The U.S. State Department’s Jan. 3 warning follows China’s actions in recent months to prohibit visitors with U.S. passports from leaving the country for a variety of reasons. This includes effectively banning members of a family from China to lure a relative back to the country.
China’s relations with the U.S. and with Canada deteriorated following the arrest in Vancouver, British Columbia, of a top executive with Huawei, (huawei) a leading Chinese electronics and telecom firm, on a U.S. warrant. American officials claim that Meng Wanzhou violated U.S. sanctions on trade with Iran by misleading American financial institutions into facilitating the deals. China has no prohibition on commerce with Iran.
In November, The New York Times reported that Liu Changming’s two children were barred from leaving, and his wife allegedly held in a secret prison. All three are American citizens, as China doesn’t recognize dual citizenship. The government has treated them as Chinese citizens, however. Liu has been accused of massive fraud by Chinese officials.
The state department also said that China might force a U.S. citizen or U.S.-Chinese dual citizen to remain in order to gain cooperation with a government investigation, or to tamper with the outcome of a civil dispute towards Chinese parties.
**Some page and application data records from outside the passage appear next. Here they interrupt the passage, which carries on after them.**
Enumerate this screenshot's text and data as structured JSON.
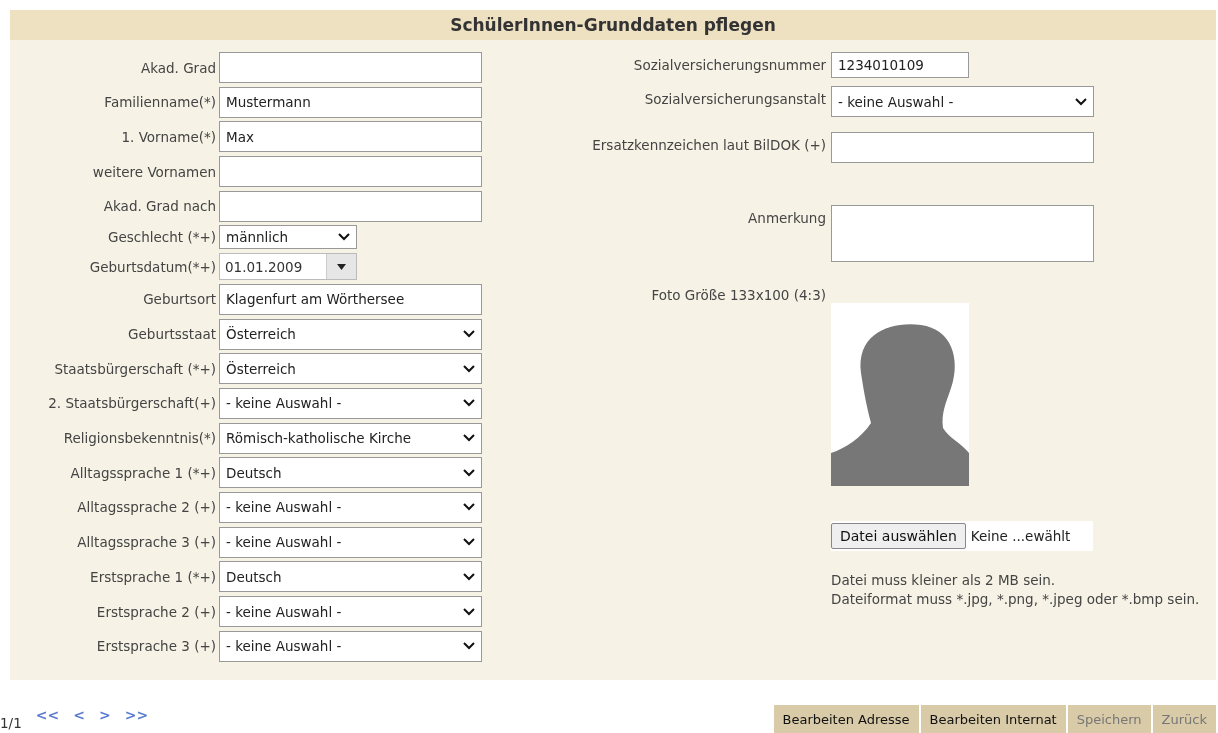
{
  "title": "SchülerInnen-Grunddaten pflegen",
  "left_fields": [
    {
      "label": "Akad. Grad",
      "kind": "text"
    },
    {
      "label": "Familienname(*)",
      "kind": "text",
      "value": "Mustermann"
    },
    {
      "label": "1. Vorname(*)",
      "kind": "text",
      "value": "Max"
    },
    {
      "label": "weitere Vornamen",
      "kind": "text"
    },
    {
      "label": "Akad. Grad nach",
      "kind": "text"
    },
    {
      "label": "Geschlecht (*+)",
      "kind": "short_select",
      "value": "männlich"
    },
    {
      "label": "Geburtsdatum(*+)",
      "kind": "date",
      "value": "01.01.2009"
    },
    {
      "label": "Geburtsort",
      "kind": "text",
      "value": "Klagenfurt am Wörthersee"
    },
    {
      "label": "Geburtsstaat",
      "kind": "select",
      "value": "Österreich"
    },
    {
      "label": "Staatsbürgerschaft (*+)",
      "kind": "select",
      "value": "Österreich"
    },
    {
      "label": "2. Staatsbürgerschaft(+)",
      "kind": "select",
      "value": "- keine Auswahl -"
    },
    {
      "label": "Religionsbekenntnis(*)",
      "kind": "select",
      "value": "Römisch-katholische Kirche"
    },
    {
      "label": "Alltagssprache 1 (*+)",
      "kind": "select",
      "value": "Deutsch"
    },
    {
      "label": "Alltagssprache 2 (+)",
      "kind": "select",
      "value": "- keine Auswahl -"
    },
    {
      "label": "Alltagssprache 3 (+)",
      "kind": "select",
      "value": "- keine Auswahl -"
    },
    {
      "label": "Erstsprache 1 (*+)",
      "kind": "select",
      "value": "Deutsch"
    },
    {
      "label": "Erstsprache 2 (+)",
      "kind": "select",
      "value": "- keine Auswahl -"
    },
    {
      "label": "Erstsprache 3 (+)",
      "kind": "select",
      "value": "- keine Auswahl -"
    }
  ],
  "right_fields": [
    {
      "label": "Sozialversicherungsnummer",
      "kind": "short_text",
      "value": "1234010109"
    },
    {
      "label": "Sozialversicherungsanstalt",
      "kind": "select",
      "value": "- keine Auswahl -"
    },
    {
      "label": "Ersatzkennzeichen laut BilDOK (+)",
      "kind": "text"
    },
    {
      "label": "Anmerkung",
      "kind": "textarea"
    }
  ],
  "photo": {
    "label": "Foto Größe 133x100 (4:3)",
    "file_button": "Datei auswählen",
    "file_status": "Keine ...ewählt",
    "notes": [
      "Datei muss kleiner als 2 MB sein.",
      "Dateiformat muss *.jpg, *.png, *.jpeg oder *.bmp sein."
    ]
  },
  "pager": {
    "page": "1/1",
    "links": [
      "<<",
      "<",
      ">",
      ">>"
    ]
  },
  "buttons": [
    {
      "label": "Bearbeiten Adresse",
      "disabled": false
    },
    {
      "label": "Bearbeiten Internat",
      "disabled": false
    },
    {
      "label": "Speichern",
      "disabled": true
    },
    {
      "label": "Zurück",
      "disabled": true
    }
  ]
}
China has detained 13 Canadian citizens since the arrest, according to The Globe and Mail with eight or more subsequently released. A spokesperson for the Canadian foreign ministry told The New York Times that it didn’t believe the arrests were retaliatory. Canada has not issued a travel advisory. China is Canada’s third-biggest trading partner, though dwarfed by the U.S., which trades eight times that amount, and comprises 50% of all Canadian imports and exports.